After your virtual device shuts down you'll want to close it via the normal means of closing a window on your desktop environment. When back on the main interface window you'll want to click on the Start button to start your virtual device again. At this time the Android virtual device will start up just like last time. Only this time your ARM binary translation libraries are installed. Now it is time to install Google apps. As with the ARM binary translation libraries you will need to obtain a compatible archive of Google apps. I used the apps-jb-20130813-signed.zip archive ( Found by clicking here ).

Much like last time you'll want to open a file manager window to drag and drop the gapps-jb-20130813-signed.zip file into the virtual device window. When you drop it a progress bar will pop up. After a bit it'll let you know it has been installed followed by some Google related errors. These errors are normal and can be dismissed. Click through the errors and shut down your virtual device. Below is a screen grab of the errors you'll get. Remember there is nothing wrong, they will persist until you shut down your virtual device.


At this point you should be back at the Genymotion main interface window. Select your virtual device from the list and click the Start button. Your virtual device will spring to life once again and the Google apps will have been installed. You will likely receive errors related to Google+, like the last error this is normal. The error will go away once the Play Store updates the Google apps to their latest versions. Speaking of the Play Store it is time to log into to your google account. This is a necessary step into order to access much of what the Google apps have to offer, including the Play Store.

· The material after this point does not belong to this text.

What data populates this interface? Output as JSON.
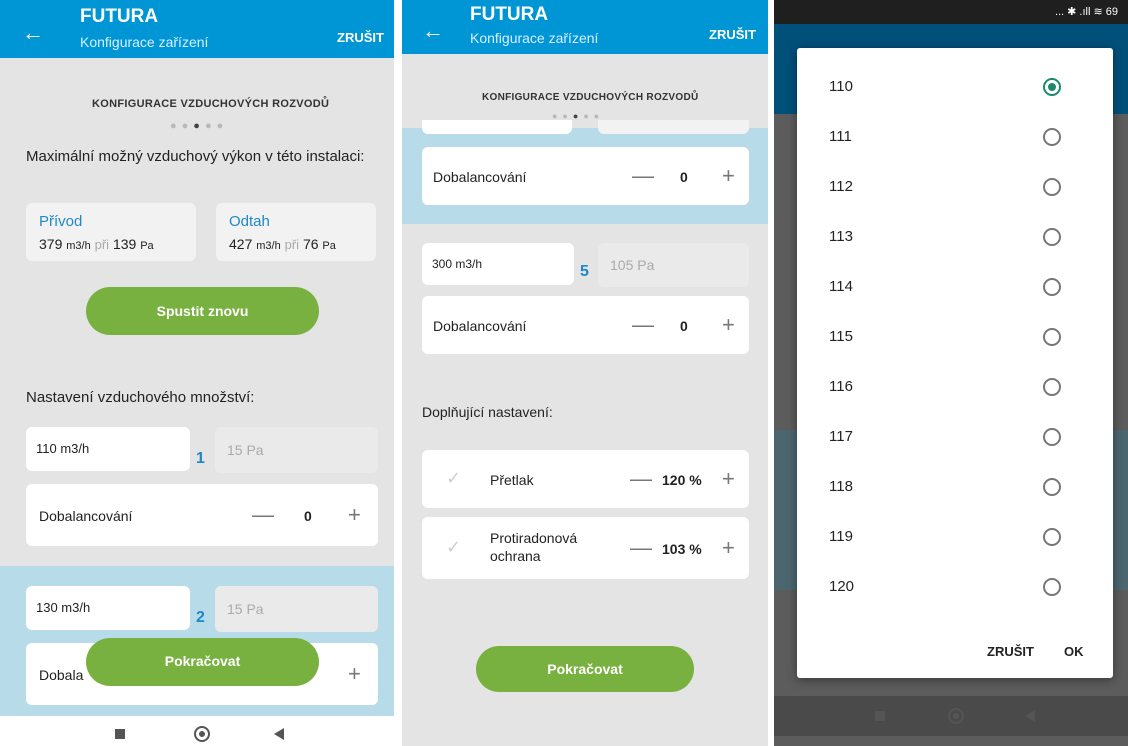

As per usual Android fashion click the application drawer icon at the bottom of the virtual device. This will access the application drawer. In the application drawer click on the Play Store icon. See below for reference.


Once you open the Play Store you will be greeted by Add a Google Account. You will want to click either Existing if you have a Google Account or New if you do not. I'm going with existing. Next you'll be asked to Sign in. Use your Google account email address and input your password. Press the right arrow at the bottom, Agree to the Terms of Service, continue on through the various screens dismissing any errors you receive. If all goes well you will be logged into the Play Store. See below for reference.


At this point you are pretty much finished. As a last stop you'll want to poke around the Play Store and update the Google apps. This will rid you of any errors that pop up. From here you can install most (but not all) apps in the Play Store. As an example I installed a custom kid friendly launcher and several children's games for my daughter. Most games will not install without the ARM binary translation libraries. Luckily you have them. Below are some examples.




As stated in the beginning, this post is intended for Linux. Mac and Windows have a few easier options for Android emulators. Although more difficult to setup Genymotion is a capable and nicely featured Android emulator. I've not ran into any show stoppers thus far.

Friday, October 7, 2016

Really Terrible Swamp Thing Sega Genesis Cover Custom in png Format

I was messing around with OpenEmu and noticed there was no cover for Swamp Thing on the Sega Genesis. I Googled around for a bit and couldn't find anything at all. So I decided to take the Swamp Thing for Gameboy's cover and make a (shitty) custom Genesis cover. Well, here it is incase you are in the same predicament...


Covering all the Gameboy specific logos and markings makes it look sketchy as hell, but there wasn't much to work with on the web.

Thursday, September 15, 2016

PCSX2 for Fedora 24 Linux - New git build available

Will I ever stop? Yo, I don't know. Turn off the lights and I compiled a new git build of PCSX2 for Fedora 24 Linux. You can download the RPM below.

Download PCSX2 1.5-git+1a1d6ab for Fedora 24 Linux.

Virtualbox and Fedora 28 Linux install error

I was messing with installing Virtualbox 5.2.18 this morning. Upon attempting to compile the needed kernel modules I was given errors. As it...